U.S. Electricity Prices on the Rise

With all the news about the recent rises in oil, natural gas and gasoline prices it should come as little surprise...

Jun 1st, 2006

With all the news about the recent rises in oil, natural gas and gasoline prices it should come as little surprise that the national average price of electricity in the United States rose by a stunning 10.9 percent during the period of April 2005 to April 2006.

The annual survey conducted by an independent consulting company, NUS Consulting Group of Park Ridge, N.J., found that the average price of electricity in the United States was 8.82 cents per kilowatt-hour (kWh) as of April 1, 2006, compared with 7.95 cents per kWh in April 2005. The survey sampled 24 of the largest investor-owned electric companies in the country using an industrial model of monthly usage totaling 450,000 kWh with a monthly demand of 1,000 kW. The survey model also assumed an operating power factor of 85 percent and customer-owned transformation equipment.

As with past surveys from NUS Consulting, the study found customers in New York, New Jersey and California still pay some of the highest electricity prices in the country. However, in 2006, customers in Texas also joined this group as electricity prices in their state rose by over 40 percent in just one year. The top five surveyed utilities in terms of price included Consolidated Edison (NY) at 14.56 cents/kWh, Reliant Energy (TX) at 14.01 cents/kWh, Public Service Electric & Gas (NJ) at 12.72 cents/kWh, Texas Utilities (TX) at 12.33 cents/kWh, and National Grid (NY) at 12.09 cents/kWh.

The largest price escalation over the past year occurred in Texas as Texas Utilities customers witnessed their electricity bills increase 46.4 percent. Other utilities with notable increases included Reliant Energy (TX) at 42.3 percent, Florida Power & Light at 28.7 percent, Public Service Electric & Gas (NJ) at 28.4 percent, and Progress Energy (FL) at 24.3 percent.

The survey found the lowest priced utilities included Dominion Power (VA) at 5.18 cents/kWh, Ameren UE (MO) at 5.46 cents/kWh, Duke Power (NC) at 5.46 cents/kWh, Ohio Power at 5.50 cents/kWh, and Xcel Energy (MN) at 5.73 cents/kWh.

As demonstrated in previous surveys, the highest power prices can be found in those states that have deregulated their retail electricity markets. Considered in the past by many as a means of lowering electricity prices, the central promise of deregulation has yet to be fulfilled for many consumers.

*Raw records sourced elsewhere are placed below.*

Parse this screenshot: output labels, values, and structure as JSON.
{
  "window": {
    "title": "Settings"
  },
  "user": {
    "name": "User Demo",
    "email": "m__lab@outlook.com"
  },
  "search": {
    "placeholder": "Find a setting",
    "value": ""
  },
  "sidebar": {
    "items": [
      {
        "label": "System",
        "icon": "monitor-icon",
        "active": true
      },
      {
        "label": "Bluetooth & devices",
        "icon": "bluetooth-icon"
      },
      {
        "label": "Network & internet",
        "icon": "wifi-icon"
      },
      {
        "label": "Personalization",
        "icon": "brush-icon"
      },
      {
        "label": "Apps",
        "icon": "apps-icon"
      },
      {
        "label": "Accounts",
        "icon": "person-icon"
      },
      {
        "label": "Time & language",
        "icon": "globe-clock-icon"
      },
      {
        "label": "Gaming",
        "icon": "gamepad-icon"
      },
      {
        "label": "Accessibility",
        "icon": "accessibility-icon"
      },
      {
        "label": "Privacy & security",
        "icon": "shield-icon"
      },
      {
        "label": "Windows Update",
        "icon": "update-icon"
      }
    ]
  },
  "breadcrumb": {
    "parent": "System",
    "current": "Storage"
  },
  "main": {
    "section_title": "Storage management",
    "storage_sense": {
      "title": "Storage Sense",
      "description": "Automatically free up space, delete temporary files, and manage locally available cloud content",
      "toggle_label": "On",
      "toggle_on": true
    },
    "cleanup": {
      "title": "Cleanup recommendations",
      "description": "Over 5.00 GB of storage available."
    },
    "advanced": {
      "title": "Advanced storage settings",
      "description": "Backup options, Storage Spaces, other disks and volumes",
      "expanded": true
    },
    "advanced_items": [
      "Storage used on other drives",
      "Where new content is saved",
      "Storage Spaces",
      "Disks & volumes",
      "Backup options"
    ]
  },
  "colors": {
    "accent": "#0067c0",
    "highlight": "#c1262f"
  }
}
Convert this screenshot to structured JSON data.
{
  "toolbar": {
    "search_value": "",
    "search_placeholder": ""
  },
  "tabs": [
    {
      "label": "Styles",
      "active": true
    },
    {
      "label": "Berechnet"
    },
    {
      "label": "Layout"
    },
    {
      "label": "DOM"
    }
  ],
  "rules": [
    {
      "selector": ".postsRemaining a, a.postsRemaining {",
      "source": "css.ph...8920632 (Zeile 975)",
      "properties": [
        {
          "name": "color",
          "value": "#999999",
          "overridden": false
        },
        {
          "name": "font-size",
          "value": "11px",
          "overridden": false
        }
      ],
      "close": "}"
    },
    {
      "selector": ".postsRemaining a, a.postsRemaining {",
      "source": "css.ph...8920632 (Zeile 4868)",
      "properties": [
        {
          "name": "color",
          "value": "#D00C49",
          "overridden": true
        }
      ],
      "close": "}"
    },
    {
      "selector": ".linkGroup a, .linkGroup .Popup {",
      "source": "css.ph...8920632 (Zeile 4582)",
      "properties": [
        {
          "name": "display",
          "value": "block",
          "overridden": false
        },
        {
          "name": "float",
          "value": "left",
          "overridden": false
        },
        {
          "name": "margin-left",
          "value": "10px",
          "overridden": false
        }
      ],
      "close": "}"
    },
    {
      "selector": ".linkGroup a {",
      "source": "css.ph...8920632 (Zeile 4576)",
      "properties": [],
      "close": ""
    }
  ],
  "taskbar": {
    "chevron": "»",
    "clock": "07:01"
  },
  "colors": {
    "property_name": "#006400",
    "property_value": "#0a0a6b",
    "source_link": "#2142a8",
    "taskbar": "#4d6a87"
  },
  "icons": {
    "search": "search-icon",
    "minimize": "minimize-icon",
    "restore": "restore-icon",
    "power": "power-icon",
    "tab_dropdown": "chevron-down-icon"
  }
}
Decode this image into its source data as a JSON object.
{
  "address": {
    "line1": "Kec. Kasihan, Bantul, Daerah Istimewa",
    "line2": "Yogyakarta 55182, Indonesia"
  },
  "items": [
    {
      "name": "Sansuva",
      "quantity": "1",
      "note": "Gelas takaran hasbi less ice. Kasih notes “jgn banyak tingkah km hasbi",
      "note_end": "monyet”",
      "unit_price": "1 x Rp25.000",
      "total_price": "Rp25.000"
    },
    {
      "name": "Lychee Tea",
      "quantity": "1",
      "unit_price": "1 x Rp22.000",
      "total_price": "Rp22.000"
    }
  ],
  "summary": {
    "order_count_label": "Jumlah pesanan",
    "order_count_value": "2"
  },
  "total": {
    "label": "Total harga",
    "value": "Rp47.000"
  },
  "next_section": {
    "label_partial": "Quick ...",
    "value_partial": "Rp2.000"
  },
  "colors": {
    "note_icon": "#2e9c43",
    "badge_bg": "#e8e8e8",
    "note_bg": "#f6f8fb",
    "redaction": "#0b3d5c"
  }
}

“The survey really shows the interconnection of the energy markets,” said Richard Soultanian, Co-President of the NUS Consulting Group. “Simply stated, as world oil prices rise so do the natural gas markets followed by the electricity markets.

“Those people looking for some level of relief need to understand that higher prices are here to stay and one needs to take matters into their own hands rather than to wait for some magic reduction in market prices. Contrary to the popular expression, good things do not always come to those who wait.”

NUS Consulting specializes in developing programs to reduce energy and telecommunications expenses. Its expertise includes bill audit and verification, rate analysis and optimization, open-market procurement services, technical and engineering support, market and pricing studies and utility industry consulting. More information on the company may be found at www.nusconsulting.com.

More in Industrial